About this Research Topic
At the nanoscale, interfaces and boundaries can strongly suppress the energy transport by scattering heat and/or charge carriers. The importance of such energy transport processes can be found in many applications, such as thermal management of optical and electronic devices, thermoelectric materials for energy conversion, thermal insulation materials for energy conservation, thermal interface materials using nanostructures, high-performance and thermally safe batteries, thermal therapies with nanoparticles, and nanostructure-based electronic devices. A better understanding of how carriers interact with an interface or boundary can largely advance the applications of nanotechology in many research fields. Due to the complexity of real interfaces and boundaries, however, such understanding is still in its infancy after decades of research.
In this Research Topic, we invite scholars to contribute original research articles as well as review articles that will stimulate the continuous studies on energy transport at the nanoscale. Potential topics include but are not limited to:
• Experimental and theoretical studies of a grain boundary (within a bulk material, a thin film, or or an atomic-thick material) or general heterojunction for its energy-dependent transmission and reflection of incident phonons that are the dominant heat carriers in nonmetallic materials. Atomistic simulations, particularly those using first-principles interatomic force constants, are encouraged. Experimental studies may also focus on the comparison of interfacial phonon transport for materials synthesized by different techniques (e.g. chemical vapor deposition, hydrothermal coating, hot press) and synthesis conditions (e.g., temperature, ultrahigh pressure, and post-process annealing).
• Experimental and/or theoretical studies of thermal transport across a metal-nonmetal interface, where the dominant heat carriers are changed from electrons in a metal to phonons in a crystal, or non-propagating diffusive modes in polymers or glasses. Studies on detailed electron-phonon interactions near the interface are of particular interests.
• Transport properties of various nanostructures (e.g. nanowires, nanoporous films) to reveal how surface scattering may affect electron and phonon transport.
• Fundamental studies to elucidate and further engineer the energy transport processes through the contact between 1) a nanostructure and a surface or metal junction, or 2) nanostructures (e.g., stacked atomic-thick materials, bundled nanowires, welded nanostructures, entangled carbon nanotubes). The latter may also be focused on electron transport. New approaches to improve these contacts are highly encouraged for submission.

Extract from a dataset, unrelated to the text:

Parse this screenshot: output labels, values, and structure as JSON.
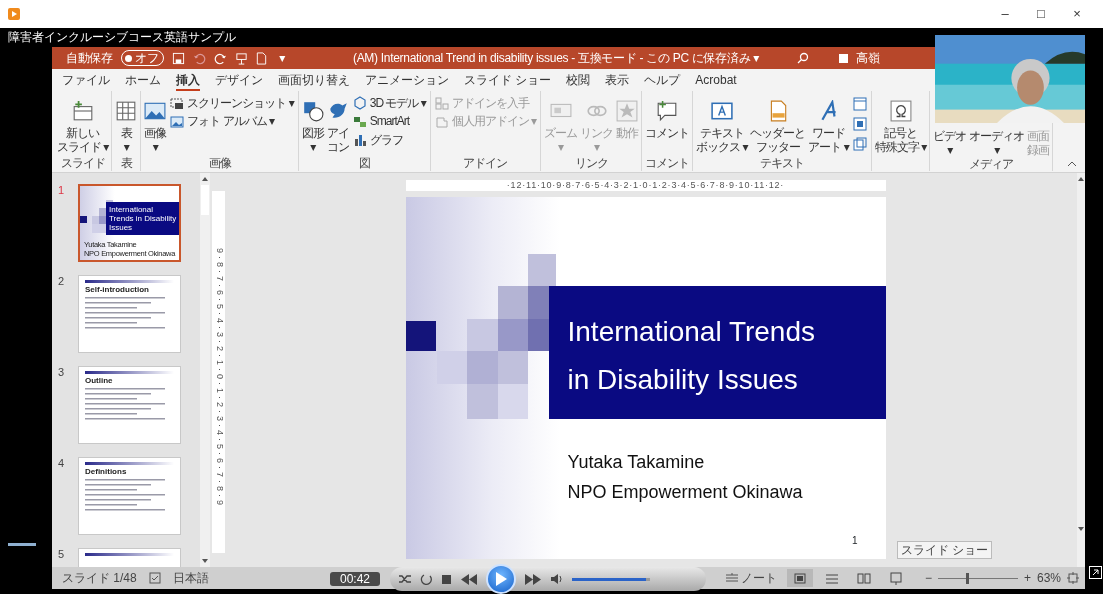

• Studies on the thermal interface between a thin film and its grown substrate, or the bonding between a thin film and a wafer (e.g., GaN bonded onto a diamond substrate). Studies on “interface engineering” to facilitate the thermal transport across these interfaces is encouraged.
• Charge transport across the interface between an electrode material and the solid/liquid electrolyte within a battery, which also involves heat generation. Attention should also be paid to further engineering such an interface to improve the battery performance.
• Theoretical model studies on the thermal interface conductance, which would be more developed than the widely used acoustic and diffuse mismatch models.
Keywords: Energy Transport, Interface, Surface
Important Note: All contributions to this Research Topic must be within the scope of the section and journal to which they are submitted, as defined in their mission statements. Frontiers reserves the right to guide an out-of-scope manuscript to a more suitable section or journal at any stage of peer review.